Michael Crichton leaned heavily on Shakespeare's words when writing Westworld.  What does it all mean? More.

Tina Packer on Shakespeare and the Election Cycle

Photo of Director Tina Packer
Great radio piece on WBUR's Radio Boston (and the as-always excellent Meghna Chakrabarti) with Tina Packer addressing our current election discussion through Shakespeare's eyes.
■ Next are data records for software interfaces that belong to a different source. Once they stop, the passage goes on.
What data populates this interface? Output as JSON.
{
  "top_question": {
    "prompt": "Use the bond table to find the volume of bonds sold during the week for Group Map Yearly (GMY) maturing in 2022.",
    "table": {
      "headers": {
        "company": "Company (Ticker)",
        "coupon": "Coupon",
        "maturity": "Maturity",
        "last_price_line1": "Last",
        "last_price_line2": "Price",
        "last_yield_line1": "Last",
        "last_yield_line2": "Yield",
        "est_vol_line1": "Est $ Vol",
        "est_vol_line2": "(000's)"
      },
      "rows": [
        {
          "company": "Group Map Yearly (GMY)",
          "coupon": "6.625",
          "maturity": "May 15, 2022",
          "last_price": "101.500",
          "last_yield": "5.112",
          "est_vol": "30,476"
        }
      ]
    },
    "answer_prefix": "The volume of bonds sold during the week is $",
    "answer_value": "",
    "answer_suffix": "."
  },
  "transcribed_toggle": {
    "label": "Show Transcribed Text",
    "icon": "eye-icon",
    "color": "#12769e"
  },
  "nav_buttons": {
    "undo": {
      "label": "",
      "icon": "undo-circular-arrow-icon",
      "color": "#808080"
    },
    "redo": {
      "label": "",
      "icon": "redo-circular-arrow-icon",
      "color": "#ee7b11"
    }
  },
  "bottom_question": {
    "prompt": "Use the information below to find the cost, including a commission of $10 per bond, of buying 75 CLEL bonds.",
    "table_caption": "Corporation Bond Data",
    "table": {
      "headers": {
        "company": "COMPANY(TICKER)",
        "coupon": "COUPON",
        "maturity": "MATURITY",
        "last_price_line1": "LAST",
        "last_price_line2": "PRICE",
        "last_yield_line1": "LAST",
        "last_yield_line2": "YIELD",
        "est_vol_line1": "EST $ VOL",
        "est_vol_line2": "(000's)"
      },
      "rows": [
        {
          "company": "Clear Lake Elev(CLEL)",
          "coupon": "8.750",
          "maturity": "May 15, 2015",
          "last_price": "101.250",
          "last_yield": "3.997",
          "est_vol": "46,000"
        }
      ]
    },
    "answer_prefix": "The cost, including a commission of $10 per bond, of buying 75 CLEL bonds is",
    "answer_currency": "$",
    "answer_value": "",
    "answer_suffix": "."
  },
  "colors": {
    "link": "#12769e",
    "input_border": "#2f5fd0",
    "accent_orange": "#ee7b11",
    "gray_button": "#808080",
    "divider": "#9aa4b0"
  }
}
More.

Glenda Will Howl

Photo of Glenda Jackson rehearsing to be King Lear
Celia Imrie and Glenda Jackson in a rehearsal of “King Lear” at the Old Vic. Credit Manuel Harlan.
After a quarter century absence, two time Oscar winner and former English member of parliament Glenda Jackson will return to the stage this Friday, to play one of the most challenging of Shakespeare's roles - King Lear. More.

Luhrmann's Romeo + Juliet At 20

Still photo from Baz Lurhmann's Romeo + Juliet with Clare Danes and Leonardo DiCaprio
Leonard DiCaprio and Claire Danes in Baz Luhrmann's Romeo + Juliet
The Guardian re-reviews Baz Luhrmann's Romeo + Juliet on its 20th anniversary. More.

Hag-Seed; Margaret Atwood Retells The Tempest

Graphic illustrating review of Margaret Attwood's book. Man sits indoors as woman looks inside.
A solid review of Margaret Atwood's retelling and reinterpreting of The Tempest. More.

Welles, O'Toole, Wheldon and Milton Discuss Hamlet



A fascinating discussion about playing Hamlet from a 1963
BBC TV program (or programme, as you like it). It's a peculiarly chaotic interview, with everyone talking over each other, Wheldon (the host), not controlling the discussion at all, and some fairly poor camera work. However, it's worth listening to what Welles, O'Toole, and Milton are saying. They're thoughtful, humorous, and in their own separate ways, deeply in tune with Shakespeare's masterpiece.